Mills, like Green and Guthman, is committed to her community.
“Our whole goal has always been to shine a little light on this community and southern Illinois,” Mills adds. “We know we have to involve ourselves and reinvest in downtown because if we don’t, the downtown won’t be here. It’s as simple as that. If you don’t invest in your people, your community and spend money locally, none of this will be here anymore.”
Experts say beautification and improvement efforts like those happening in Murphysboro are vital to the future of communities. Lyn Falk, president of RetailWorks, a Milwaukee-based design, branding and community revitalization consulting firm, says even the simplest of improvements can make a difference.
“It’s amazing how just cleaning up an area or fixing up places that are faded or torn in the visuals of a downtown can make a huge difference,” she says. “We need to build an infrastructure and then we want to make the downtown attractive for residents and visitors and to lure in other businesses.”
In Murphysboro, those efforts began with planters installed by Murphysboro Main Street.
“Now that we have done those, it’s been a bit of motivation for business owners downtown who feel like they need to be proud of how the outside of their business looks,” Green says.
Falk says civic leaders need to constantly be aware of how their communities look.
“Very few cities can rest on their laurels and maintain or sustain viable community life. It’s hard to stay static and still be successful. Even those places that are not going through a revitalization effort need to look at what they are currently doing and ask themselves if it is enough to move forward over the next five years,” she says.
She adds that the efforts of just a few people can make a huge difference in a community.
“It’s sort of like a snowball going downhill,” she suggests. “If you want something to start happening, someone has to step up and start making a change. Then others notice and take action, too.”

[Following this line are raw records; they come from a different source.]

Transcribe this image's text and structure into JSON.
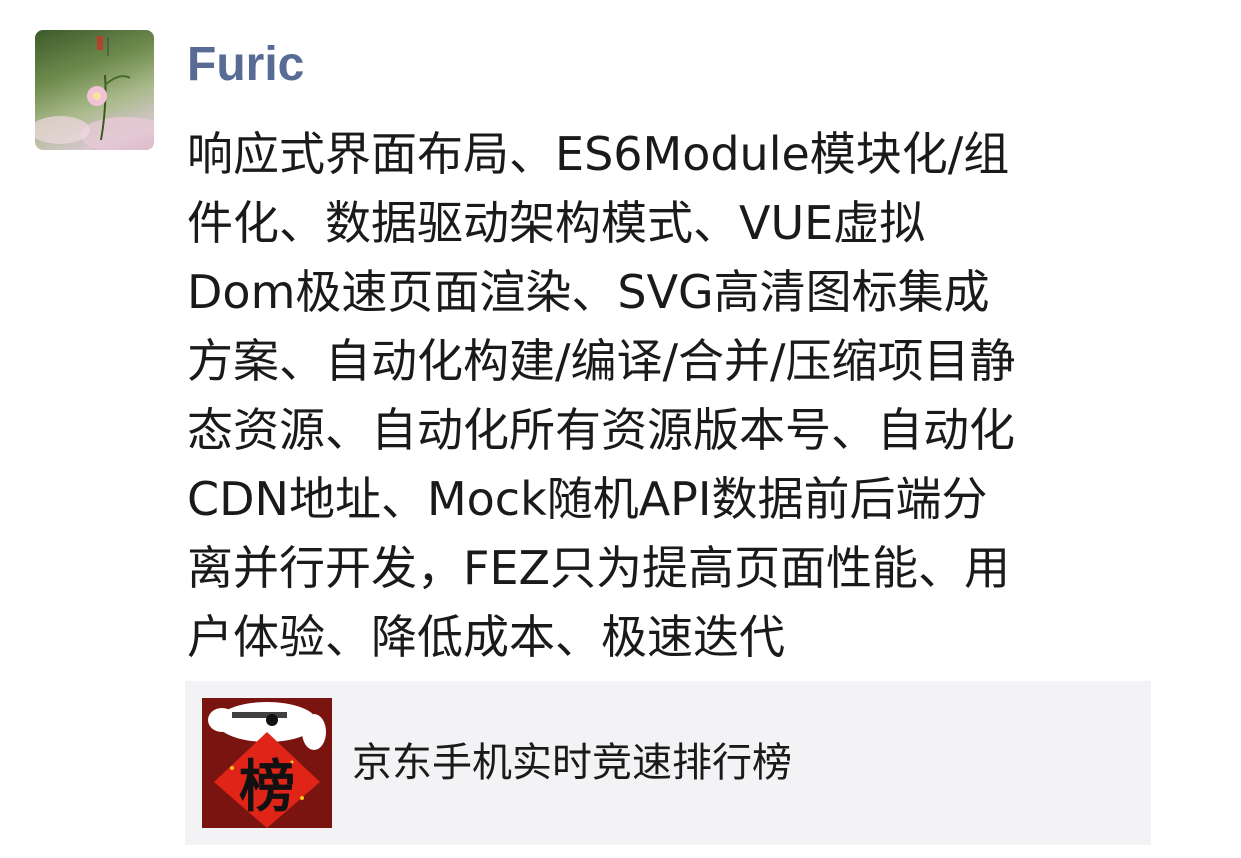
{
  "post": {
    "author": "Furic",
    "avatar_icon": "flower-photo-avatar",
    "text_lines": [
      "响应式界面布局、ES6Module模块化/组",
      "件化、数据驱动架构模式、VUE虚拟",
      "Dom极速页面渲染、SVG高清图标集成",
      "方案、自动化构建/编译/合并/压缩项目静",
      "态资源、自动化所有资源版本号、自动化",
      "CDN地址、Mock随机API数据前后端分",
      "离并行开发，FEZ只为提高页面性能、用",
      "户体验、降低成本、极速迭代"
    ],
    "author_color": "#576b95"
  },
  "link_card": {
    "title": "京东手机实时竞速排行榜",
    "thumb_char": "榜",
    "thumb_icon": "jd-dog-ranking-icon",
    "background": "#f3f3f5"
  }
}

“I think sometimes people get overwhelmed, thinking they can’t make a difference,” Guthman adds. “What I’ve learned is that if you are waiting for somebody else or the city, it might not happen. You have to actually start things on your own from a grassroots effort and then others will side with you. You just have to start doing it and making waves. Once people start seeing other people actually doing things and seeing a difference being made, that’s when you gain their support.”
The overall goal of any revitalization undertaking, Falk says, is to create a place where people want to go and gather.
“When people see other people downtown, when there’s thriving auto and pedestrian traffic, when lights are on and there are very few vacant storefronts, there is a sense of vitality and people are attracted to it,” Falk explains.
Guthman says Falk is correct – a healthy downtown is a matter of perception.
“We have to change people’s perspective,” she says. “If people begin taking pride and show that they want to live where they live, then it becomes contagious. We have to have enthusiasm for where we live, whether it is Murphysboro or any other town across the state.”
The enthusiasm in her community is growing, as is the business sector. Green reports that dozens of new ventures have started over recent years. A new hotel is planned for the community and a variety of specialty stores, coffee shops and eateries are in the works. She believes the future is bright.
“I think Murphysboro is going to be a completely different town in five years. We’re going to keep on welcoming people and revitalizing one step at a time.”